More than five inches of rain pummeled Alameda on October 24, making it the wettest October day ever. The storm washed away tons of sand along Crown Memorial State Beach and Alameda Beach, leaving cliffs at the edge of the vegetated sand dunes.
“The most significant damage of our shoreline parks was at Crown Beach,” Jim O’Connor told the Park Advisory Committee. O’Connor is the Assistant General Manager of Park Operations for the East Bay Regional Park District. “A lot of rain came at one time and there was significant erosion,” which “may be an effect of climate change.”
The so-called atmospheric river of rain washed away nearly all the sand that was placed there almost eight years ago to the day, exposing the original yellow sand some of us remember from before.
Starting on October 26, 2013, about 82,600 cubic yards of sand from offshore barges was distributed on Alameda’s shoreline and was completed by the end of that year. At a cost of nearly $5.7 million, the project sought to restore the beach and dune system to its 1987 footprint and was projected to last 20 years. The sand itself came from a commercial dredging operation near Angel Island.
“That sand was much coarser than the original sand was,” said frequent beachgoer Ani Dimusheva. “I bet that gravely sand, which was harder on the bare feet than the light-colored, finer sand that it covered, didn’t compress as nicely and was easier to wash away.”
The resulting sand cliffs range from two to seven feet tall. The board-sport concessionaire’s outdoor shower tower was undermined, leaving its cement foundation suspended over a cliff. Sandbags have been placed nearby to hold the picnic area in place. Fences to preserve the dune habitat along the beach are suspended in air too.
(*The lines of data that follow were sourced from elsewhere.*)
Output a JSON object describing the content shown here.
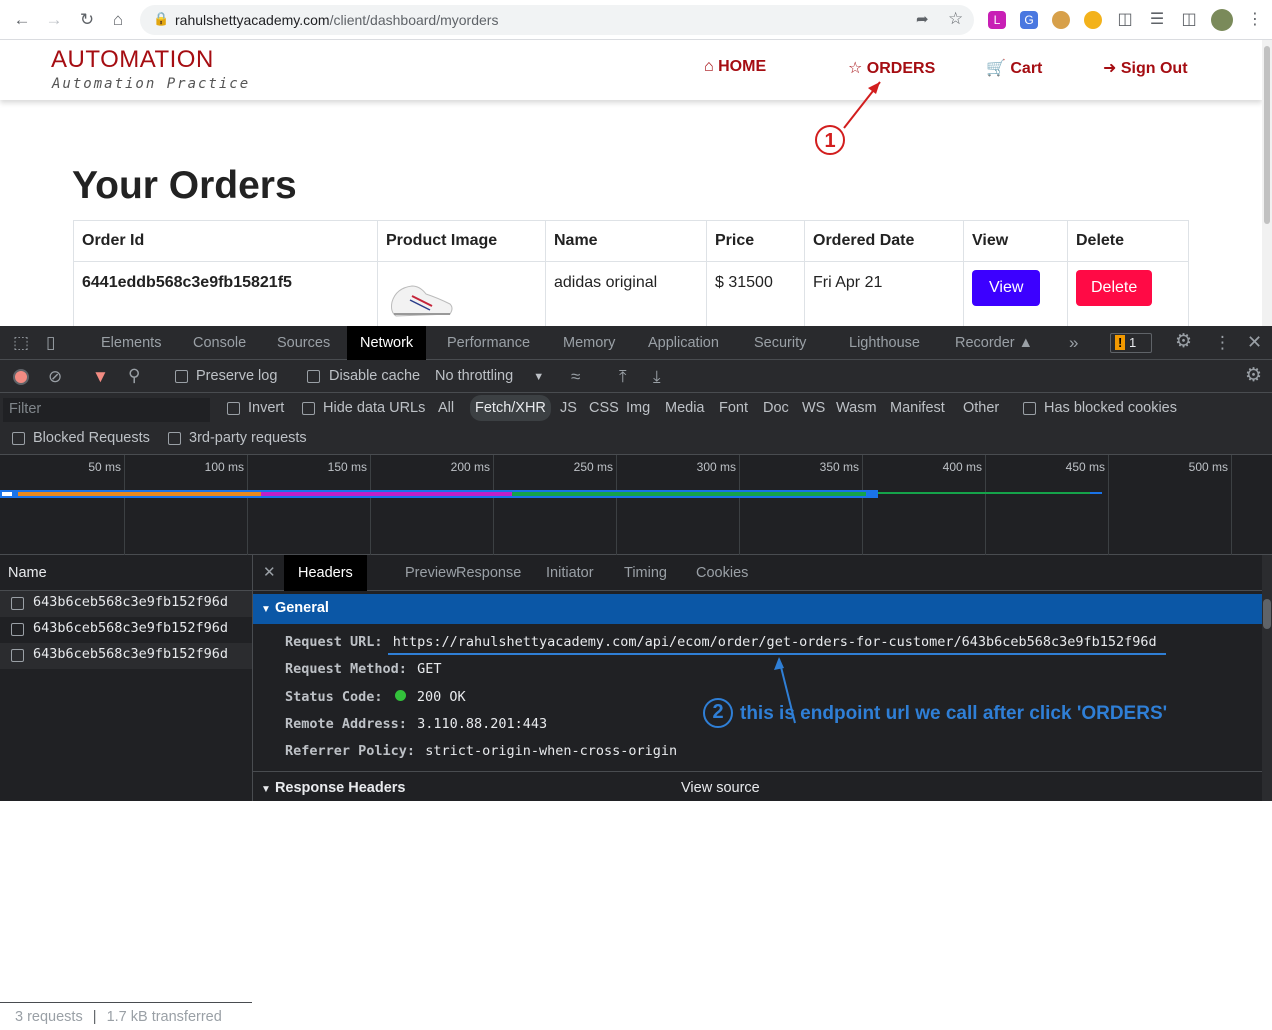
{
  "browser": {
    "url_host": "rahulshettyacademy.com",
    "url_path": "/client/dashboard/myorders"
  },
  "site": {
    "brand_title": "AUTOMATION",
    "brand_subtitle": "Automation Practice",
    "nav": {
      "home": "HOME",
      "orders": "ORDERS",
      "cart": "Cart",
      "signout": "Sign Out"
    },
    "page_title": "Your Orders",
    "table": {
      "headers": [
        "Order Id",
        "Product Image",
        "Name",
        "Price",
        "Ordered Date",
        "View",
        "Delete"
      ],
      "rows": [
        {
          "order_id": "6441eddb568c3e9fb15821f5",
          "name": "adidas original",
          "price": "$ 31500",
          "date": "Fri Apr 21",
          "view": "View",
          "delete": "Delete"
        }
      ]
    }
  },
  "devtools": {
    "tabs": [
      "Elements",
      "Console",
      "Sources",
      "Network",
      "Performance",
      "Memory",
      "Application",
      "Security",
      "Lighthouse",
      "Recorder"
    ],
    "active_tab": "Network",
    "issues_count": "1",
    "toolbar": {
      "preserve_log": "Preserve log",
      "disable_cache": "Disable cache",
      "throttling": "No throttling"
    },
    "filter": {
      "placeholder": "Filter",
      "invert": "Invert",
      "hide_data_urls": "Hide data URLs",
      "types": [
        "All",
        "Fetch/XHR",
        "JS",
        "CSS",
        "Img",
        "Media",
        "Font",
        "Doc",
        "WS",
        "Wasm",
        "Manifest",
        "Other"
      ],
      "selected_type": "Fetch/XHR",
      "has_blocked_cookies": "Has blocked cookies",
      "blocked_requests": "Blocked Requests",
      "third_party": "3rd-party requests"
    },
    "timeline_ticks": [
      "50 ms",
      "100 ms",
      "150 ms",
      "200 ms",
      "250 ms",
      "300 ms",
      "350 ms",
      "400 ms",
      "450 ms",
      "500 ms"
    ],
    "name_header": "Name",
    "requests": [
      "643b6ceb568c3e9fb152f96d",
      "643b6ceb568c3e9fb152f96d",
      "643b6ceb568c3e9fb152f96d"
    ],
    "status": {
      "requests": "3 requests",
      "transferred": "1.7 kB transferred"
    },
    "detail_tabs": [
      "Headers",
      "Preview",
      "Response",
      "Initiator",
      "Timing",
      "Cookies"
    ],
    "general_title": "General",
    "general": {
      "request_url_label": "Request URL:",
      "request_url": "https://rahulshettyacademy.com/api/ecom/order/get-orders-for-customer/643b6ceb568c3e9fb152f96d",
      "method_label": "Request Method:",
      "method": "GET",
      "status_label": "Status Code:",
      "status": "200 OK",
      "remote_label": "Remote Address:",
      "remote": "3.110.88.201:443",
      "referrer_label": "Referrer Policy:",
      "referrer": "strict-origin-when-cross-origin"
    },
    "response_headers_title": "Response Headers",
    "view_source": "View source"
  },
  "annotations": {
    "one_number": "1",
    "two_number": "2",
    "two_text": "this is endpoint url we call after click 'ORDERS'"
  },
  "colors": {
    "brand": "#a50d12",
    "view_button": "#3c00ff",
    "delete_button": "#ff0a45",
    "annotation_red": "#d21e1e",
    "annotation_blue": "#2f7fd6"
  }
}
One walkway is closed because the elevation drops four feet where the access trail mat enters the beach.
The East Bay Regional Park District, which manages the beach, is evaluating the situation and studying its options on how to remedy the situation.
The city’s climate action and resiliency plan, adopted in 2019, anticipated having to someday modify the beach to withstand climate and sea level rise impacts where the cliffs have formed at the board sports area. The recommendation states, “Consider opportunities to move the shoreline into the Bay at a more gradual slope to protect against erosion.” The timeline for the adaptive measure is during the next five to ten years. The October 24 storm may have compressed the timeline.
Crown Beach is an artificial beach that has no natural source of sand replenishment, such as deposition from a creek or river. Annual beach maintenance requires bulldozing the sand back in place that got moved by tide action.
According to the park district’s website, approximately one percent of the sand is washed away every year due to normal natural causes. Major storm events, such as occurred in 1998, 2005-2006, and now 2021, drastically accelerate beach erosion.
Replacement of the sand in 2013 was funded mainly by the East Bay Regional Park District, with additional funding from Federal Emergency Management Agency (FEMA), State Department of Boating and Waterways; and Dubai Star oil spill mitigation funds.
It is unknown how a new batch of replacement sand will be funded or where it would be procured from. It is also unknown whether that sand will more closely match the original, finer sand that beach users enjoyed prior to 2013, and whether that would prevent such drastic erosion.
Not far away, the newly completed Encinal Boat Launch Facility saw its floating docks broken and flipped on their sides, requiring removal for repair.
Originally published in the Alameda Sun.